Jenkins and company look at a broad collection of personalities who have contributed to the history of Singapore since Raffles first declared it the property of the British crown. We meet coolies, thieves fortune-hunters, civil servants, domestic servants, dhobies and nightsoil (i.e. excrement) collectors. We get informed and enlightened about how this Singapore was built by the various hands involved in the process: sailors, boat builders, samsui women (female construction site workers), seamstresses, shopkeepers, prostitutes, dance hall girls, gardeners, peons, real estate speculators. Even a few tourists wander in, take a quick look and gulp, before moving off to another scheduled destination.


The trip is exhilarating, and at the end we feel that we have seen so much of the history of this place and wish we could see even more. It’s true that the work as a whole still exhibits a structure which at times seems a little disjointed or too convenient, so the whole stands as a collection of individual gems rather than an integrated work with a clear thrust. But taking the show on its own terms, this objection seems a little beside the point. What Belly does, it does very well, and we should appreciate it for that. Not that every piece in the program is a flawless gem (there are a number of caricatures, such as our tourists, and a few sketches are just too sketchy), but there is much more true value than dross here.


Author-director Jenkins was served beautifully by his highly talented ensemble cast, who handled their multiple roles in a very admirable way. If I had to single out one or two from the cast of six for special praise, I’d choose - no, let’s give them all equal praise, as it's a truly collective achievement we saw here.


So, kudos to Wendy Kweh, Lim Yu-Beng, Tony Quek, Gene Sha Rudyn, Catherine Sng and Karen Tan. Whether they were providing a little flesh and blood to historical names figures usually cast in chalky plaster or giving voice to someone whose voice has never really been heard, these actors were all stars for a few minutes, and a little later for several minutes more. Working closely with Jenkins, these performers put real heart into the belly of this carp.

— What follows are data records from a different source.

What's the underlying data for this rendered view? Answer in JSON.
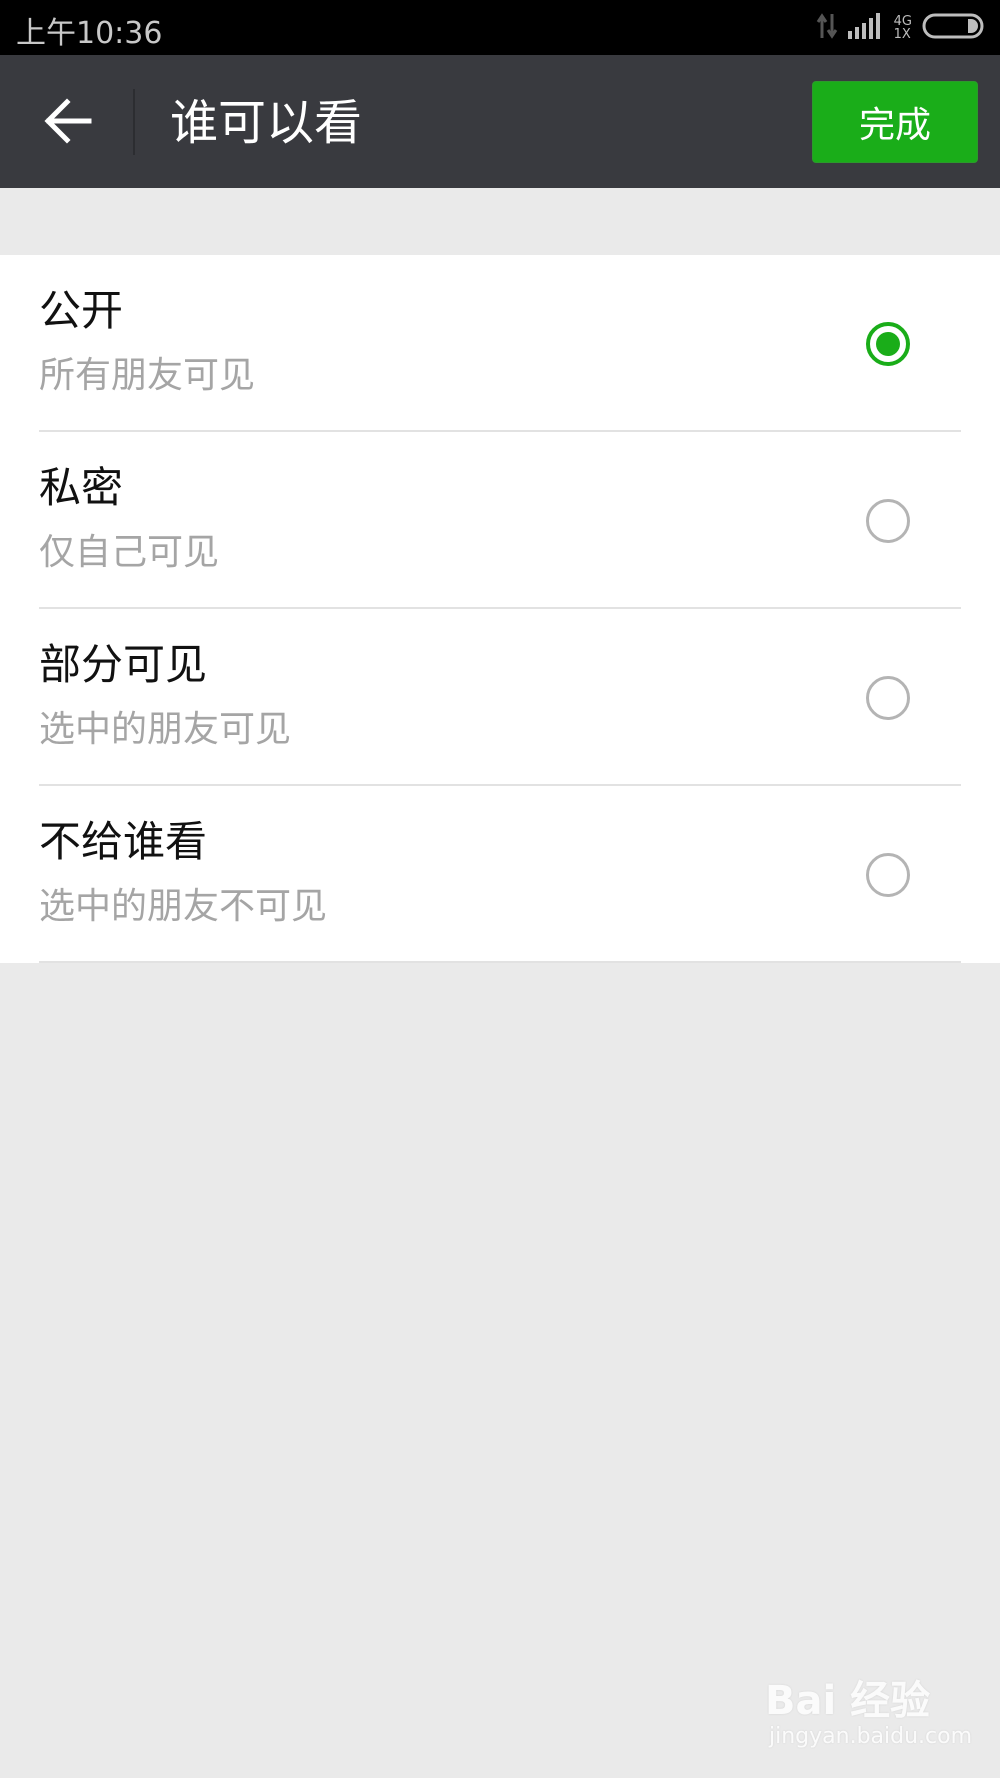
{
  "status_bar": {
    "time": "上午10:36",
    "network_top": "4G",
    "network_bottom": "1X",
    "icons": [
      "data-transfer-icon",
      "signal-icon",
      "battery-icon"
    ]
  },
  "toolbar": {
    "title": "谁可以看",
    "back_icon": "arrow-left-icon",
    "done_label": "完成"
  },
  "options": [
    {
      "title": "公开",
      "subtitle": "所有朋友可见",
      "selected": true
    },
    {
      "title": "私密",
      "subtitle": "仅自己可见",
      "selected": false
    },
    {
      "title": "部分可见",
      "subtitle": "选中的朋友可见",
      "selected": false
    },
    {
      "title": "不给谁看",
      "subtitle": "选中的朋友不可见",
      "selected": false
    }
  ],
  "watermark": {
    "brand": "Bai 经验",
    "url": "jingyan.baidu.com"
  },
  "colors": {
    "accent": "#1aad19",
    "toolbar_bg": "#393a3f",
    "page_bg": "#eaeaea",
    "subtitle": "#a5a5a5"
  }
}
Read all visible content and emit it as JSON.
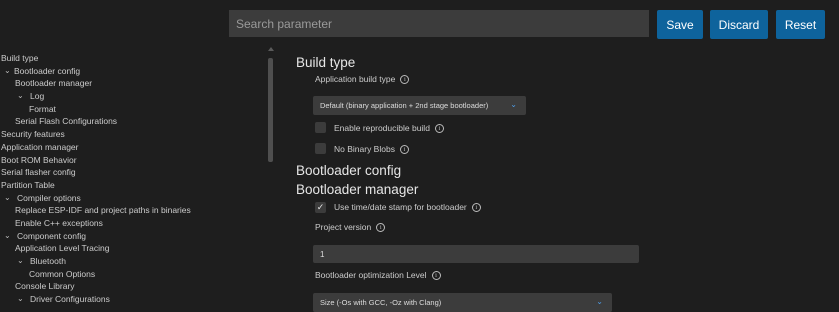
{
  "toolbar": {
    "search_placeholder": "Search parameter",
    "save_label": "Save",
    "discard_label": "Discard",
    "reset_label": "Reset",
    "accent": "#0e639c"
  },
  "sidebar": {
    "items": [
      {
        "label": "Build type",
        "chevron": ""
      },
      {
        "label": "Bootloader config",
        "chevron": "⌄"
      },
      {
        "label": "Bootloader manager",
        "chevron": ""
      },
      {
        "label": "Log",
        "chevron": "⌄"
      },
      {
        "label": "Format",
        "chevron": ""
      },
      {
        "label": "Serial Flash Configurations",
        "chevron": ""
      },
      {
        "label": "Security features",
        "chevron": ""
      },
      {
        "label": "Application manager",
        "chevron": ""
      },
      {
        "label": "Boot ROM Behavior",
        "chevron": ""
      },
      {
        "label": "Serial flasher config",
        "chevron": ""
      },
      {
        "label": "Partition Table",
        "chevron": ""
      },
      {
        "label": "Compiler options",
        "chevron": "⌄"
      },
      {
        "label": "Replace ESP-IDF and project paths in binaries",
        "chevron": ""
      },
      {
        "label": "Enable C++ exceptions",
        "chevron": ""
      },
      {
        "label": "Component config",
        "chevron": "⌄"
      },
      {
        "label": "Application Level Tracing",
        "chevron": ""
      },
      {
        "label": "Bluetooth",
        "chevron": "⌄"
      },
      {
        "label": "Common Options",
        "chevron": ""
      },
      {
        "label": "Console Library",
        "chevron": ""
      },
      {
        "label": "Driver Configurations",
        "chevron": "⌄"
      }
    ]
  },
  "main": {
    "build_type_heading": "Build type",
    "app_build_type_label": "Application build type",
    "app_build_type_value": "Default (binary application + 2nd stage bootloader)",
    "reproducible_label": "Enable reproducible build",
    "reproducible_checked": false,
    "no_binary_blobs_label": "No Binary Blobs",
    "no_binary_blobs_checked": false,
    "bootloader_config_heading": "Bootloader config",
    "bootloader_manager_heading": "Bootloader manager",
    "timestamp_label": "Use time/date stamp for bootloader",
    "timestamp_checked": true,
    "timestamp_check_glyph": "✓",
    "project_version_label": "Project version",
    "project_version_value": "1",
    "optimization_label": "Bootloader optimization Level",
    "optimization_value": "Size (-Os with GCC, -Oz with Clang)",
    "info_glyph": "i",
    "dropdown_glyph": "⌄"
  }
}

I have staged From The Belly of the Carp twice - first in 1998 at the Junilee Hall and then in 2002 at SRT’s home in (what was then called ) the DBS Arts Centre on Merbau Road.


As Richard Lord surmises in his review, as the book consists of dramatic monologues, even as I was writing it I was imagining the possibilities of staging it.

In both productions I have chosen to work with a cast of six who play multiple roles (between 8 - 10 each!)

Catherine Sng in her work with The Glowers’ senior citizens group has used many more and to great effect, and has often had characters speak in dialect too - as they would have done if they were real characters - which I have found very moving.